I want to take this opportunity to take a peek at my favorite of the line as well, one of the original launches from 1999, the sparkly citrus scent Pamplelune.
Pamplelune was created by Mathilde Laurent and includes notes of grapefruit, bergamot, blackcurrant, petitgrain, patchouli and vanilla.
Pamplelune is no doubt the most famous of the Aqua Allegorias and rightly so. It is a wonderful grapefruit scent, probably the best in its category. Even though Vanessa of Bonkers about Perfume says “To put grapefruit in a perfume, one has to be a bit deluded”, I think it was a very good idea of Mathilde Laurent to do so.
Pamplelune is a bit controversial since many people smell the unfortunate stench of cat pee or body odour in it, but thankfully, although I was frightened off the perfume for a while because of these accounts, I am now happily reunited with it. I have worn it every summer for years since it came out and I’m glad that my broadened horizon and expanded perfume knowledge didn’t change that.

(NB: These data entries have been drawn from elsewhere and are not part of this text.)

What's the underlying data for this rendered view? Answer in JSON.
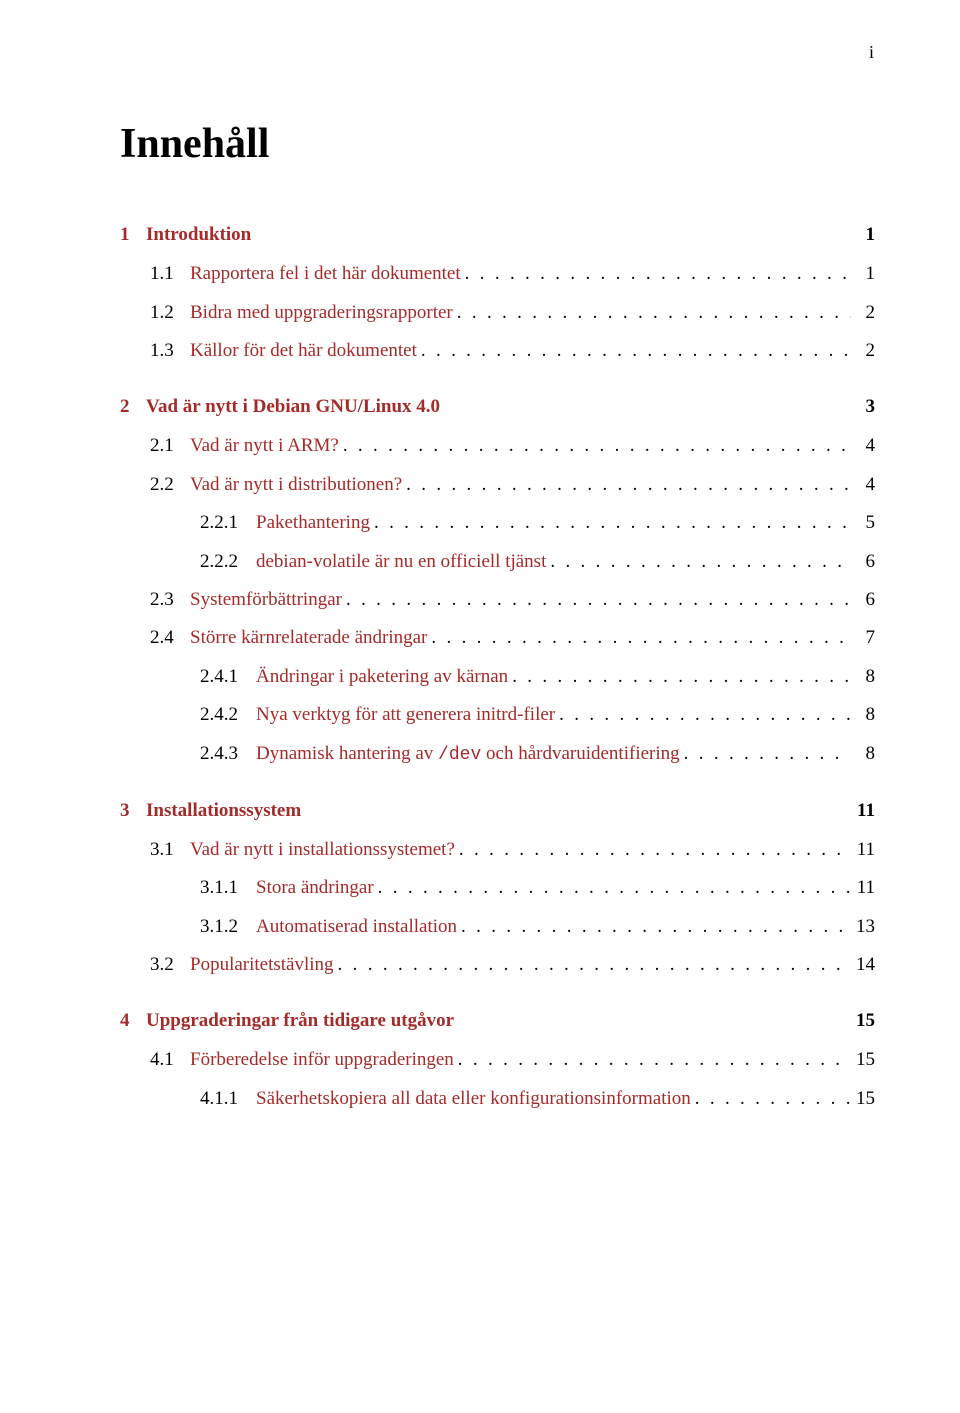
{
  "page_number_top": "i",
  "title": "Innehåll",
  "leader": ". . . . . . . . . . . . . . . . . . . . . . . . . . . . . . . . . . . . . . . . . . . . . . . . . . . . . . . . . . . .",
  "entries": [
    {
      "level": "chapter",
      "num": "1",
      "label": "Introduktion",
      "page": "1",
      "leader": false
    },
    {
      "level": "section",
      "num": "1.1",
      "label": "Rapportera fel i det här dokumentet",
      "page": "1",
      "leader": true
    },
    {
      "level": "section",
      "num": "1.2",
      "label": "Bidra med uppgraderingsrapporter",
      "page": "2",
      "leader": true
    },
    {
      "level": "section",
      "num": "1.3",
      "label": "Källor för det här dokumentet",
      "page": "2",
      "leader": true
    },
    {
      "level": "chapter",
      "num": "2",
      "label": "Vad är nytt i Debian GNU/Linux 4.0",
      "page": "3",
      "leader": false
    },
    {
      "level": "section",
      "num": "2.1",
      "label": "Vad är nytt i ARM?",
      "page": "4",
      "leader": true
    },
    {
      "level": "section",
      "num": "2.2",
      "label": "Vad är nytt i distributionen?",
      "page": "4",
      "leader": true
    },
    {
      "level": "subsection",
      "num": "2.2.1",
      "label": "Pakethantering",
      "page": "5",
      "leader": true
    },
    {
      "level": "subsection",
      "num": "2.2.2",
      "label": "debian-volatile är nu en officiell tjänst",
      "page": "6",
      "leader": true
    },
    {
      "level": "section",
      "num": "2.3",
      "label": "Systemförbättringar",
      "page": "6",
      "leader": true
    },
    {
      "level": "section",
      "num": "2.4",
      "label": "Större kärnrelaterade ändringar",
      "page": "7",
      "leader": true
    },
    {
      "level": "subsection",
      "num": "2.4.1",
      "label": "Ändringar i paketering av kärnan",
      "page": "8",
      "leader": true
    },
    {
      "level": "subsection",
      "num": "2.4.2",
      "label": "Nya verktyg för att generera initrd-filer",
      "page": "8",
      "leader": true
    },
    {
      "level": "subsection",
      "num": "2.4.3",
      "label_before": "Dynamisk hantering av ",
      "label_mono": "/dev",
      "label_after": " och hårdvaruidentifiering",
      "page": "8",
      "leader": true
    },
    {
      "level": "chapter",
      "num": "3",
      "label": "Installationssystem",
      "page": "11",
      "leader": false
    },
    {
      "level": "section",
      "num": "3.1",
      "label": "Vad är nytt i installationssystemet?",
      "page": "11",
      "leader": true
    },
    {
      "level": "subsection",
      "num": "3.1.1",
      "label": "Stora ändringar",
      "page": "11",
      "leader": true
    },
    {
      "level": "subsection",
      "num": "3.1.2",
      "label": "Automatiserad installation",
      "page": "13",
      "leader": true
    },
    {
      "level": "section",
      "num": "3.2",
      "label": "Popularitetstävling",
      "page": "14",
      "leader": true
    },
    {
      "level": "chapter",
      "num": "4",
      "label": "Uppgraderingar från tidigare utgåvor",
      "page": "15",
      "leader": false
    },
    {
      "level": "section",
      "num": "4.1",
      "label": "Förberedelse inför uppgraderingen",
      "page": "15",
      "leader": true
    },
    {
      "level": "subsection",
      "num": "4.1.1",
      "label": "Säkerhetskopiera all data eller konfigurationsinformation",
      "page": "15",
      "leader": true
    }
  ]
}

Pamplelune opens impossible sparkly and fresh, very true to life and stays like that for a long time. It dries down to a nice green-earthy vanilla.
Lys Soleia was created by Thierry Wasser and includes notes of bergamot, lemon, palm leaves, ylang-ylang, lily, tropical fruit, tuberose, vanilla and white musk.
The predominant notes in Lys Soleia to my nose are lily and tuberose on vanilla. Very warm, very diffusive, with a whiff of sea breeze, tuberose, lily and ylang are conspiring to make Lys Soleia distinctive, memorable and give it volume. The white florals neatly segue into a sumptuous, creamy, almost gourmand base, worthy of a Guerlain.
Lys Soleia smells like a mix of florist’s shop (standing right beside the lilies) and sunscreen on the warm skin of a person having dessert.
It is sweet, but keeps a good balance. It can be overpowering if applied too lavishly, especially in the heat and confined spaces I can imagine it triggering a headache in someone susceptible to it.
Generally I like the line, and while the florals are often a bit generic, insipid and unremarkable, those two in particular are stand-outs and very much worth your time and money.
They are coming on vacation with me this summer, that is for sure.